Brief —
Please retype the listing below without a single change.

----------

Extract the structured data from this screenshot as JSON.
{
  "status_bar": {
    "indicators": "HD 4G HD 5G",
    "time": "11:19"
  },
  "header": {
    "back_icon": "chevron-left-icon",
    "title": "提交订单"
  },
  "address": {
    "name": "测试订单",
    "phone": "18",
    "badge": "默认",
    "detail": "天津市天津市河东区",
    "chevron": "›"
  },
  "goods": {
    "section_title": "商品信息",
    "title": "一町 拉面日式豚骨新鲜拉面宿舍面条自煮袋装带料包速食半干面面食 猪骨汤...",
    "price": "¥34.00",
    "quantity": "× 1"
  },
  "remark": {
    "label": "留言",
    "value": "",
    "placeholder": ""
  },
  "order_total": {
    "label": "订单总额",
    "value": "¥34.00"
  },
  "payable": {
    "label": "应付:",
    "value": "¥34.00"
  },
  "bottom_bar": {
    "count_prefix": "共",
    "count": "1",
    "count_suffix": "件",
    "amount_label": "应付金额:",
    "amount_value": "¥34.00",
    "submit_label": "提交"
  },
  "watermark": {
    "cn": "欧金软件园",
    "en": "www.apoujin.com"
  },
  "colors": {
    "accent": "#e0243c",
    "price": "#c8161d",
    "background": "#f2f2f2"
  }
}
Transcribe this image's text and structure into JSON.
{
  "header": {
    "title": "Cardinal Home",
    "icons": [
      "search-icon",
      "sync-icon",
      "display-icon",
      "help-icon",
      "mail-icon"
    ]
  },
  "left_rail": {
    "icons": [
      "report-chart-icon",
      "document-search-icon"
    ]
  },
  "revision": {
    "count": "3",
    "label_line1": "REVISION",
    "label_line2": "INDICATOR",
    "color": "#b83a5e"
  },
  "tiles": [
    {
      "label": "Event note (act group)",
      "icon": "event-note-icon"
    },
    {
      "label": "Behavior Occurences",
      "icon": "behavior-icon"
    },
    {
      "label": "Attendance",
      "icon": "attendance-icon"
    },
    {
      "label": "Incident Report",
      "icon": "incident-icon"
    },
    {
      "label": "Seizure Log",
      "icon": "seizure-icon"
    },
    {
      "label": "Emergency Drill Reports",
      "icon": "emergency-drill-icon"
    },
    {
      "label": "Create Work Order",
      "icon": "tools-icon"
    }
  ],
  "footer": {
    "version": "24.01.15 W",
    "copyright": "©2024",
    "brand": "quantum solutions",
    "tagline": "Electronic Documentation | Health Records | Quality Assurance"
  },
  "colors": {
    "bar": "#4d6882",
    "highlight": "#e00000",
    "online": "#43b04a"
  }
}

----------

Task response —
Extract the structured data from this screenshot as JSON.
{
  "status_bar": {
    "indicators": "HD 4G HD 5G",
    "time": "11:19"
  },
  "header": {
    "back_icon": "chevron-left-icon",
    "title": "提交订单"
  },
  "address": {
    "name": "测试订单",
    "phone": "18",
    "badge": "默认",
    "detail": "天津市天津市河东区",
    "chevron": "›"
  },
  "goods": {
    "section_title": "商品信息",
    "title": "一町 拉面日式豚骨新鲜拉面宿舍面条自煮袋装带料包速食半干面面食 猪骨汤...",
    "price": "¥34.00",
    "quantity": "× 1"
  },
  "remark": {
    "label": "留言",
    "value": "",
    "placeholder": ""
  },
  "order_total": {
    "label": "订单总额",
    "value": "¥34.00"
  },
  "payable": {
    "label": "应付:",
    "value": "¥34.00"
  },
  "bottom_bar": {
    "count_prefix": "共",
    "count": "1",
    "count_suffix": "件",
    "amount_label": "应付金额:",
    "amount_value": "¥34.00",
    "submit_label": "提交"
  },
  "watermark": {
    "cn": "欧金软件园",
    "en": "www.apoujin.com"
  },
  "colors": {
    "accent": "#e0243c",
    "price": "#c8161d",
    "background": "#f2f2f2"
  }
}
Transcribe this image's text and structure into JSON.
{
  "header": {
    "title": "Cardinal Home",
    "icons": [
      "search-icon",
      "sync-icon",
      "display-icon",
      "help-icon",
      "mail-icon"
    ]
  },
  "left_rail": {
    "icons": [
      "report-chart-icon",
      "document-search-icon"
    ]
  },
  "revision": {
    "count": "3",
    "label_line1": "REVISION",
    "label_line2": "INDICATOR",
    "color": "#b83a5e"
  },
  "tiles": [
    {
      "label": "Event note (act group)",
      "icon": "event-note-icon"
    },
    {
      "label": "Behavior Occurences",
      "icon": "behavior-icon"
    },
    {
      "label": "Attendance",
      "icon": "attendance-icon"
    },
    {
      "label": "Incident Report",
      "icon": "incident-icon"
    },
    {
      "label": "Seizure Log",
      "icon": "seizure-icon"
    },
    {
      "label": "Emergency Drill Reports",
      "icon": "emergency-drill-icon"
    },
    {
      "label": "Create Work Order",
      "icon": "tools-icon"
    }
  ],
  "footer": {
    "version": "24.01.15 W",
    "copyright": "©2024",
    "brand": "quantum solutions",
    "tagline": "Electronic Documentation | Health Records | Quality Assurance"
  },
  "colors": {
    "bar": "#4d6882",
    "highlight": "#e00000",
    "online": "#43b04a"
  }
}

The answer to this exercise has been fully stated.